Fitness is a booming industry with much to offer in the way of workouts and programs. BeachBody, P90X, Cross-Fit, TapOut, Insanity, etc… Many choices for those new to fitness as well as those just looking for something new to inspire them to keep going. The creators of these programs want the same thing as everyone else; to make the most money doing what they love to do (in this case, sell fitness). And like any business person, maximizing profits is important. Nothing wrong with that.
The problem that comes into play, however, is that some of these programs are not designed, or safe for, the general population. But they are being sold to the general population as if they are suitable for anyone. Unfortunately from a business perspective, the athletic population is much smaller than the general population, so if you are selling something to a small, niche group, you may not make as much money (or so you may think). These companies believe this, and in my opinion, often downplay the safety and compatibility concerns.
This past weekend, I was teaching a class for AFAA (American Fitness Association of America), one of the top certifying organization in the country for group fitness (and have been around the longest since 1983). One of the reasons I have always loved AFAA is their emphasis on critical thinking (as opposed to teaching students to memorize things), and their focus on following the latest scientific research, specifically in regards to effectiveness and safety. I have been working as a certifier and instructor in this capacity since 2006 (originally with a different organization). Needless to say, my job is to analyze students performance and critique every possible safety concern. As a certifier/examiner, my job is to watch someone exercise and pick apart anything and everything that could potentially injure a class participant, or a personal training client.
So if I watch you do a squat, my brain automatically says “where are the knees in relation to the toes and ankles?” (knees are to be in line with the ankles and never passed the toes), “is there less than a 90 degree angle under the knees?” (too much pressure on the knees, especially if weight is used), “is the back flat, spine in neutral alignment, or is the back in unsupported spinal flexion?” (unsupported spinal flexion can cause microscopic fractures of the spine), etc…
And while there are many movements, exercises, and stretches that are considered unsafe for all, some are only considered unsafe for the general population, but not the athletic population. This is an important distinction. As was mentioned in my class this past weekend, the hurdler’s stretch is a big no-no for general population, but for a track runner who does hurdles, totally appropriate.
Many programs on the market today (though not all), seem to be geared more towards the athletic population, but are inviting the general population to join in. This makes me very nervous because I fear too many sedentary and low-active individuals are getting themselves into something that is not appropriate for them, and serious injury may occur. On a less serious scale, it may just discourage people from being active if they can’t handle the rigorous workout.
I saw this happen recently at a conference I attended.
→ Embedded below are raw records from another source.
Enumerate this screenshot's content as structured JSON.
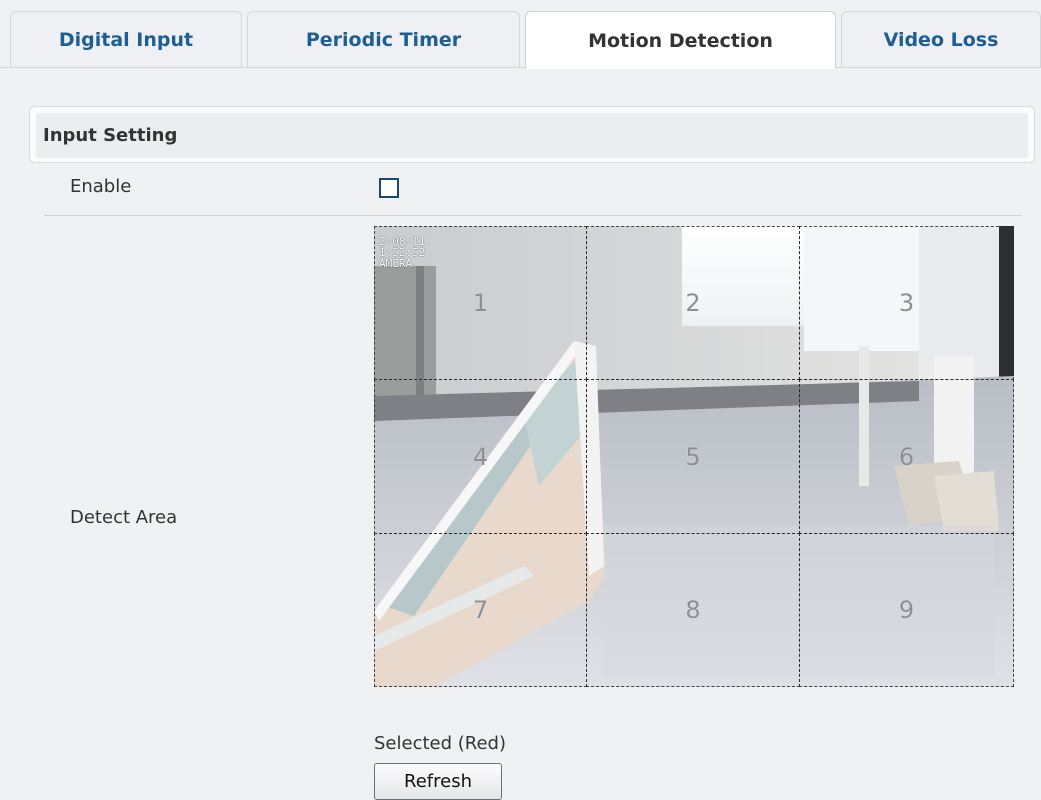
{
  "tabs": [
    {
      "label": "Digital Input",
      "active": false
    },
    {
      "label": "Periodic Timer",
      "active": false
    },
    {
      "label": "Motion Detection",
      "active": true
    },
    {
      "label": "Video Loss",
      "active": false
    }
  ],
  "section": {
    "title": "Input Setting",
    "enable_label": "Enable",
    "enable_checked": false,
    "detect_area_label": "Detect Area"
  },
  "camera": {
    "osd_text": "2-08-11\n1:52:52\nAMERA",
    "grid_cells": [
      "1",
      "2",
      "3",
      "4",
      "5",
      "6",
      "7",
      "8",
      "9"
    ]
  },
  "selected_note": "Selected (Red)",
  "refresh_label": "Refresh",
  "colors": {
    "tab_text": "#1d5f94",
    "active_tab_text": "#333333",
    "background": "#f0f1f3"
  }
}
We tried this very fun workout (I think it was called “Tapura”). Personally, I loved it! It was a combination of kickboxing, high-intensity aerobics, African dance, and boot camp. We even had people playing African drums rather than radio music. The class had a lot of repetitive movements, which I like, because it allows me to get my heart rate high and workout to the best of my ability without having to change movements all of the time. But as much as I enjoyed the workout, I couldn’t help but notice a few overweight and obese women in the room that just couldn’t handle it. They were feeling pressure from the instructor to keep pushing, but I could clearly see these women were in pain and not having fun. They kept stopping to catch their breath or take a break. They probably spent more time doing this than working out. The workout was clearly not meant for them.
Ideally, I would like to see a greater range of programs being offered and would like the companies selling them to keep in mind “who is the exercise appropriate for?”. Going back to what I mentioned before about profits, you can be very successful marketing and selling to a niche market if you understand your population. Athletes are the most willing to spend a lot of money on fitness. They will buy the best gadgets whether it be small things like fancy water bottles to $300 heart rate monitors, or even $1200 wet suits. Selling to the athletic population is easy. My hope is that more of these companies start working on niche marketing and getting away from trying to sell a “one-size-fits-all” program to the general public. Remember, there is no one program or workout good for everybody.